What is required ▸
From the entries below, list each line with "двигателя".

Records to process ▸
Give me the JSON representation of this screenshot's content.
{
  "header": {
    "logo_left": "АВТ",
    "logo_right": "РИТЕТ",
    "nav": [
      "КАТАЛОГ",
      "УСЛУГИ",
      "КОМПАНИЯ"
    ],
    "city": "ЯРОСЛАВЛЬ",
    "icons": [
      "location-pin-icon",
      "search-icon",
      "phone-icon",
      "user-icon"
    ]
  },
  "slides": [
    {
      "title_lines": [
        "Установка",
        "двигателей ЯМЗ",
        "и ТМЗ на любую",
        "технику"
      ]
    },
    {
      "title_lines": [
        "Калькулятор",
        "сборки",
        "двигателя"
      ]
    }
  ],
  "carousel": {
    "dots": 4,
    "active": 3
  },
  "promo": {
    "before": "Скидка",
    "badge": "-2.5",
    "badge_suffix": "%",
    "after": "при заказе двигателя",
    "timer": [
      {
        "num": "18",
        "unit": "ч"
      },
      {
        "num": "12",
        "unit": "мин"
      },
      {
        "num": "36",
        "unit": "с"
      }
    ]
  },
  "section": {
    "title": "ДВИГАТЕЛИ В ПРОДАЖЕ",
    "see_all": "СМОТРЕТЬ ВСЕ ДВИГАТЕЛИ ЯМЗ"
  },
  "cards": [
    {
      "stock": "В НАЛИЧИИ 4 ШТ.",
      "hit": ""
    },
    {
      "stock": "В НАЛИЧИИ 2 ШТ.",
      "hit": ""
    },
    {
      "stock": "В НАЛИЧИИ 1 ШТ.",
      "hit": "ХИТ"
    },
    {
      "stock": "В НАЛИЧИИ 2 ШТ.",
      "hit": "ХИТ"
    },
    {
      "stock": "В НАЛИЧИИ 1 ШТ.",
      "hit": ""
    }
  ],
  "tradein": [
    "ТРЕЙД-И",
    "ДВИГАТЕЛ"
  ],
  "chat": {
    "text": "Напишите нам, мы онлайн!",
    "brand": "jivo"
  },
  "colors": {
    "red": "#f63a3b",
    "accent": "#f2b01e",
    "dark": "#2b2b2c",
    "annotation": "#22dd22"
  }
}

Result below ▸
        "двигателя"
    "after": "при заказе двигателя",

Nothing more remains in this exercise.